As we’re days away from the start of Open City Docs Fest, the documentary festival which screens the success films such as The Act of Killing as well as the work of first-time filmmakers, we thought it fitting to honour the man who made it all happen. Jacob Harbord interviews the festival’s lead programmer Oliver Wright.
Let’s start with an easy one – what’s your favourite film at the festival?
That’s actually a difficult one, since there so many brilliant films. Certainly 12 O’ Clock Boys; Elena is a really beautiful film; The Machine That Makes Everything Disappear is a great portrait of post-Soviet Georgia and the confusion of being in your teens and early twenties.
What made you chose 12 O’ Clock boys as the festival’s opening film?

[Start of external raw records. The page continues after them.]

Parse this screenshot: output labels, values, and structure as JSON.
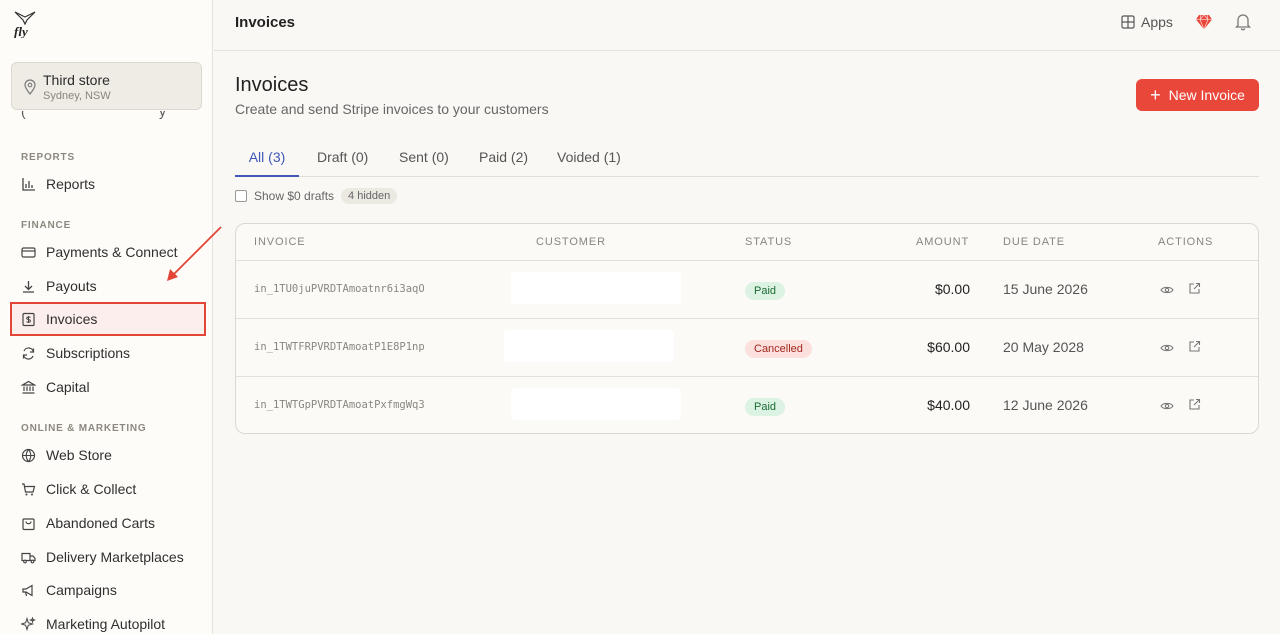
{
  "sidebar": {
    "store": {
      "name": "Third store",
      "location": "Sydney, NSW"
    },
    "sections": {
      "reports": "REPORTS",
      "finance": "FINANCE",
      "online": "ONLINE & MARKETING"
    },
    "items": {
      "reports": "Reports",
      "payments": "Payments & Connect",
      "payouts": "Payouts",
      "invoices": "Invoices",
      "subscriptions": "Subscriptions",
      "capital": "Capital",
      "web_store": "Web Store",
      "click_collect": "Click & Collect",
      "abandoned_carts": "Abandoned Carts",
      "delivery": "Delivery Marketplaces",
      "campaigns": "Campaigns",
      "autopilot": "Marketing Autopilot"
    },
    "active_item": "invoices",
    "colors": {
      "active_border": "#e34536",
      "annotation_arrow": "#e34536"
    }
  },
  "header": {
    "title": "Invoices",
    "apps_label": "Apps"
  },
  "main": {
    "title": "Invoices",
    "subtitle": "Create and send Stripe invoices to your customers",
    "new_button": "New Invoice",
    "tabs": [
      "All (3)",
      "Draft (0)",
      "Sent (0)",
      "Paid (2)",
      "Voided (1)"
    ],
    "active_tab": 0,
    "show_drafts_label": "Show $0 drafts",
    "show_drafts_checked": false,
    "hidden_count": "4 hidden"
  },
  "table": {
    "columns": {
      "invoice": "INVOICE",
      "customer": "CUSTOMER",
      "status": "STATUS",
      "amount": "AMOUNT",
      "due_date": "DUE DATE",
      "actions": "ACTIONS"
    },
    "rows": [
      {
        "id": "in_1TU0juPVRDTAmoatnr6i3aqO",
        "status": "Paid",
        "amount": "$0.00",
        "due": "15 June 2026"
      },
      {
        "id": "in_1TWTFRPVRDTAmoatP1E8P1np",
        "status": "Cancelled",
        "amount": "$60.00",
        "due": "20 May 2028"
      },
      {
        "id": "in_1TWTGpPVRDTAmoatPxfmgWq3",
        "status": "Paid",
        "amount": "$40.00",
        "due": "12 June 2026"
      }
    ]
  },
  "colors": {
    "accent": "#e8473a",
    "tab_active": "#3f57b8",
    "paid_bg": "#dcf2e2",
    "cancelled_bg": "#fbe0dd"
  }
}
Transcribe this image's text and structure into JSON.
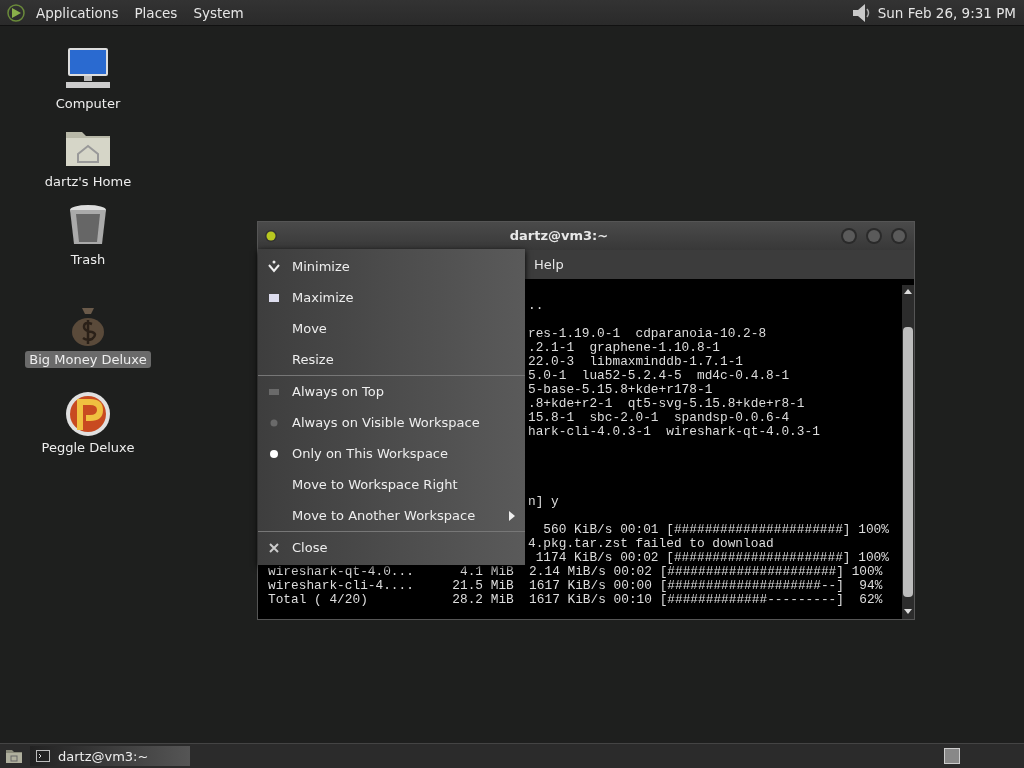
{
  "top_panel": {
    "menus": [
      "Applications",
      "Places",
      "System"
    ],
    "clock": "Sun Feb 26, 9:31 PM"
  },
  "desktop_icons": [
    {
      "kind": "computer",
      "label": "Computer",
      "selected": false
    },
    {
      "kind": "home",
      "label": "dartz's Home",
      "selected": false
    },
    {
      "kind": "trash",
      "label": "Trash",
      "selected": false
    },
    {
      "kind": "money",
      "label": "Big Money Deluxe",
      "selected": true
    },
    {
      "kind": "peggle",
      "label": "Peggle Deluxe",
      "selected": false
    }
  ],
  "window": {
    "title": "dartz@vm3:~",
    "menu_bar": [
      "Help"
    ],
    "terminal_lines": [
      {
        "kind": "blank"
      },
      {
        "kind": "clipped",
        "text": ".."
      },
      {
        "kind": "blank"
      },
      {
        "kind": "clipped",
        "text": "res-1.19.0-1  cdparanoia-10.2-8"
      },
      {
        "kind": "clipped",
        "text": ".2.1-1  graphene-1.10.8-1"
      },
      {
        "kind": "clipped",
        "text": "22.0-3  libmaxminddb-1.7.1-1"
      },
      {
        "kind": "clipped",
        "text": "5.0-1  lua52-5.2.4-5  md4c-0.4.8-1"
      },
      {
        "kind": "clipped",
        "text": "5-base-5.15.8+kde+r178-1"
      },
      {
        "kind": "clipped",
        "text": ".8+kde+r2-1  qt5-svg-5.15.8+kde+r8-1"
      },
      {
        "kind": "clipped",
        "text": "15.8-1  sbc-2.0-1  spandsp-0.0.6-4"
      },
      {
        "kind": "clipped",
        "text": "hark-cli-4.0.3-1  wireshark-qt-4.0.3-1"
      },
      {
        "kind": "blank"
      },
      {
        "kind": "blank"
      },
      {
        "kind": "blank"
      },
      {
        "kind": "blank"
      },
      {
        "kind": "clipped",
        "text": "n] y"
      },
      {
        "kind": "blank"
      },
      {
        "kind": "clipped",
        "text": "  560 KiB/s 00:01 [######################] 100%"
      },
      {
        "kind": "clipped",
        "text": "4.pkg.tar.zst failed to download"
      },
      {
        "kind": "clipped",
        "text": " 1174 KiB/s 00:02 [######################] 100%"
      },
      {
        "kind": "full",
        "text": "wireshark-qt-4.0...      4.1 MiB  2.14 MiB/s 00:02 [######################] 100%"
      },
      {
        "kind": "full",
        "text": "wireshark-cli-4....     21.5 MiB  1617 KiB/s 00:00 [####################--]  94%"
      },
      {
        "kind": "full",
        "text": "Total ( 4/20)           28.2 MiB  1617 KiB/s 00:10 [#############---------]  62%"
      }
    ]
  },
  "window_menu": {
    "items": [
      {
        "kind": "minimize",
        "label": "Minimize"
      },
      {
        "kind": "maximize",
        "label": "Maximize"
      },
      {
        "kind": "plain",
        "label": "Move"
      },
      {
        "kind": "plain",
        "label": "Resize"
      },
      {
        "kind": "separator"
      },
      {
        "kind": "check",
        "label": "Always on Top",
        "checked": false
      },
      {
        "kind": "radio",
        "label": "Always on Visible Workspace",
        "selected": false
      },
      {
        "kind": "radio",
        "label": "Only on This Workspace",
        "selected": true
      },
      {
        "kind": "plain",
        "label": "Move to Workspace Right"
      },
      {
        "kind": "submenu",
        "label": "Move to Another Workspace"
      },
      {
        "kind": "separator"
      },
      {
        "kind": "close",
        "label": "Close"
      }
    ]
  },
  "taskbar": {
    "tasks": [
      {
        "label": "dartz@vm3:~",
        "selected": true
      }
    ]
  }
}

There’s quite a long process trying to decide what we were going to open with, and deep down I wanted to use this film all along, but it felt quite risky. Previous years we played it safe, to a certain extent, by opening with films coming off the back of other big festivals. With 12 O’ Clock Boys, there’s a definitely a chance it won’t be to everyone’s taste, but it’s fun and has a vitality to it. Of course, it’s a really great city story and, while Open City doesn’t want to be seen as just an urban festival concerned with urban themes, that’s certainly a strong element of what we do. It’s good to have a film talking about urban experiences.
Do you think that choice reflects the festival’s growing confidence?
Absolutely – not that it’s our film, but I wanted to open with a film with we could feel a sense of ownership and exclusivity. I hope it does reflect a growing confidence in what we’re doing and we definitely wouldn’t have done this for the first couple of years. We’ve been really pleased with the reaction so far from those who’ve seen it, everyone seems really enthusiastic.
Great – so, what’s the most important documentary of this year’s festival?
I don’t know about ‘important’ as a term, important for whom? Certainly the most significant documentary, which has had the most impact on people this year, is The Act of Killing. It’s been a long time since anyone’s made a film which provokes such a passionate response and I don’t think anyone’s made a film like that before. It’s a unique approach, it’s horrifying.
You’ve mentioned the importance of stories and a unique approach – what is it you look for in a documentary?
Personally, it’s the meeting of content and form, where the content is inherently interesting and it has a distinct treatment. I look for films that seem deliberate and where it feels the filmmaker is really in control of their craft, that the film wasn’t an accident. Even though there’s a lot of chance involved in documentary and you want to allow for that, you get the feeling they’ve made the film they set out to.
What about public audiences, what do they want from a documentary?
I’d say that different audiences want different things. Good stories; new stories; experience aspects of the world they wouldn’t otherwise. I hope there are sections of our audience who are interested in documentary as a form and in seeing aesthetic and formal turns. I think our program is quite progressive this year and there are strong films for those looking for something new.
How do you decide what themes you’re going to have?
We know some of them from the very beginning of the festival when we sit down for our initial discussions. That’s what we did with the hybrid forms, since there are a lot of interesting films recently mixing techniques from fictional film-making and performance art, so we wanted to put together a program for that. For others, such as our films about access to energy, we recognised there was a strong group of films and decided to show them together. It’s a blend of being decided well in advance, and being led by the submissions.
How do you see your role as a programmer?
With it being a public festival, the purpose is really to find great films and hope that people come and watch them. I don’t want to sound pretentious, but I hope that we open up people’s understanding of what documentary is and what it can be. Broadcast documentaries, although some are very good, tend to stick with certain parameters and documentary can obviously be an extremely creative and exciting medium. Showing films that widen our ideas about what documentaries are- that’s what I’d like to do with this festival.
Open City Docs Festival will be on in various London locations from 21-24 June. To buy tickets and find out more, please visit the festival’s website.